However, this drawdown only poses a problem if this strategy is viewed in isolation or used as the only strategy in a portfolio. Adding additional trading strategies, each based on a different sound, logical return driver, reduces the probability that the portfolio as a whole will face an adverse environment. For example, the chart below shows the tested past performance of one of Brandywine’s event-driven strategies. This strategy trades interest rates based on inflation factors and reports. As the chart illustrates, with inflation seemingly in check throughout the 2000s, this strategy was presented with very few trading/profit opportunities. But during the same period during which the previously-displayed strategy produced its $353,000 drawdown, this strategy produced a significant profit, gaining $340,000 from April 2000 through January 2002.
Because the two trading strategies shown above are based on disparate return drivers, the correlation of their returns is zero. As a result, by simply combining the two trading strategies shown above, we can create a portfolio with performance that is better, and more predictable, than either of the strategies alone.
This is the simple premise on which Brandywine’s Symphony program is built. By combining dozens of independent trading strategies, which each produces profits and losses independent of the others, Brandywine’s Symphony program is able to earn the average return of each, while dramatically reducing drawdown and, here’s the most important benefit, increasing the probability that our future performance will match our past performance. This is because Brandywine is not dependent on any single market environment or condition to produce profits. Instead, our overall performance is the result of the combination of hundreds of strategy-market performances, each one of which is based on its own distinct return driver, independent of the others.

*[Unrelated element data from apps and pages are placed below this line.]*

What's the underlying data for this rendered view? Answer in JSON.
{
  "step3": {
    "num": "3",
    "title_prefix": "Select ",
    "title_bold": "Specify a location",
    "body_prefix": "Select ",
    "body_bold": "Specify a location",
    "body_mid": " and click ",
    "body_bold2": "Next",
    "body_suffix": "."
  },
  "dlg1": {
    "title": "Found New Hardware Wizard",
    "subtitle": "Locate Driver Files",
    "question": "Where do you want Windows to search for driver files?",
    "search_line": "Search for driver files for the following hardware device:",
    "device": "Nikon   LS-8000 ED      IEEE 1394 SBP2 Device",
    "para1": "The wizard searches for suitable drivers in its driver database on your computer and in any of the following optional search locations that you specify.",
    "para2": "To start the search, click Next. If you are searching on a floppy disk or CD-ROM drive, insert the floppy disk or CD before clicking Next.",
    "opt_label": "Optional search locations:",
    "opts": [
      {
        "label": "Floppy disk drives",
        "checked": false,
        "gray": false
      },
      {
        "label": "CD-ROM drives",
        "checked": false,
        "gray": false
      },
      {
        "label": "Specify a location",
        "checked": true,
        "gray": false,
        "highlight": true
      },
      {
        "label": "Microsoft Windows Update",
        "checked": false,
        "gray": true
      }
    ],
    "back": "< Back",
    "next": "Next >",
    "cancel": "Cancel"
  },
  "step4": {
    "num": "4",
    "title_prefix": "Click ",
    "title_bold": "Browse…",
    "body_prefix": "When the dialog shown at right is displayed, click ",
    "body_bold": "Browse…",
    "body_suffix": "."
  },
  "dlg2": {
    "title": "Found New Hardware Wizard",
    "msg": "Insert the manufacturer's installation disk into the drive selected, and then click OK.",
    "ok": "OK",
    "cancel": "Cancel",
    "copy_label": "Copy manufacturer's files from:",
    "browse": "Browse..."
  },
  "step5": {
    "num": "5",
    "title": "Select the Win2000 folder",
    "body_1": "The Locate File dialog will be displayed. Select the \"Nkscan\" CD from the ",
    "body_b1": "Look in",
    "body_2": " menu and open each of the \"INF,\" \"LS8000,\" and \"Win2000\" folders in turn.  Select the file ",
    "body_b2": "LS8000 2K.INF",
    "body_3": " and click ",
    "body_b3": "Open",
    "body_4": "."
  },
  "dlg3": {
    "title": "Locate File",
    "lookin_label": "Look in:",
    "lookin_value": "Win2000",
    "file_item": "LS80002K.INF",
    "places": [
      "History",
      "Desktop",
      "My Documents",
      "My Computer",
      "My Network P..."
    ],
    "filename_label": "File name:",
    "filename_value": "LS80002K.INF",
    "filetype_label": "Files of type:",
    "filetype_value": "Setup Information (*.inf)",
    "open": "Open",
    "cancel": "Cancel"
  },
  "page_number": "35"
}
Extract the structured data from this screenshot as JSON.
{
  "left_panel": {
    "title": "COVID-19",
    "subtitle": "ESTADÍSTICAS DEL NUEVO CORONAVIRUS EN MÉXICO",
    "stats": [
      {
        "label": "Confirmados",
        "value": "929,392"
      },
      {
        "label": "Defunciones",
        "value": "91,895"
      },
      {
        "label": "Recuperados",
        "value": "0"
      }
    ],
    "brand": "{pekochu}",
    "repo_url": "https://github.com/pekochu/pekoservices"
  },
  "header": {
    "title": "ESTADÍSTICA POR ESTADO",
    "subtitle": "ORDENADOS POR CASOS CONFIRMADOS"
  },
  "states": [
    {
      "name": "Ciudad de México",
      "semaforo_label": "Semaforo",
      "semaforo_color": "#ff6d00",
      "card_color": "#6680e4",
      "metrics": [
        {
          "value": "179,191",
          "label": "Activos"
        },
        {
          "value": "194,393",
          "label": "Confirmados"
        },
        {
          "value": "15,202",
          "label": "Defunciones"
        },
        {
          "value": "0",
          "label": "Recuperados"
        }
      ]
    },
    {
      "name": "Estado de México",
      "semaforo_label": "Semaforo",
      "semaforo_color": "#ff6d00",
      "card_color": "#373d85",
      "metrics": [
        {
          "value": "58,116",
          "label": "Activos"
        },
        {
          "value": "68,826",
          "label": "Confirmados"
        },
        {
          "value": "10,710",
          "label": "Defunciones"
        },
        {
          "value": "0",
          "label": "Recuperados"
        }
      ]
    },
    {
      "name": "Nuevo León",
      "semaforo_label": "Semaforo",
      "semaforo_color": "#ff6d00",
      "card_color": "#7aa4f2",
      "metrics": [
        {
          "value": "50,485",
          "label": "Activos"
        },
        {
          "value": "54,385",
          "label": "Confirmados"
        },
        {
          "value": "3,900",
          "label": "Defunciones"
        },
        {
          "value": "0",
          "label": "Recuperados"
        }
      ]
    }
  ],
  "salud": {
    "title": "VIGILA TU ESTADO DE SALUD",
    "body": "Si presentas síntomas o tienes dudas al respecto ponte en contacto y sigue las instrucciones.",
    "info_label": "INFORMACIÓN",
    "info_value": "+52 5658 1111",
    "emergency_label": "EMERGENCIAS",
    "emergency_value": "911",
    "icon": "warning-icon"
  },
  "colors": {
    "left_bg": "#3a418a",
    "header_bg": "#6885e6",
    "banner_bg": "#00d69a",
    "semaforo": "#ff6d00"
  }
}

While the concept of true portfolio diversification is simple, its execution is not. Brandywines’ Symphony program is the culmination of more than 30 years of research and trading by Brandywine. We pioneered the use of fundamentally-based trading strategies in a 100% systematic portfolio. Perhaps most important, is the method Brandywine developed to allocate capital across its trading strategies and markets. Unlike most portfolio modeling formulas, which are designed to produce the best risk-adjusted results, Brandywine developed a portfolio allocation model with the primary goal of producing predictable performance. The effectiveness of this approach is evident in our results, where our actual performance continues to perform in line with both our past actual and tested performance.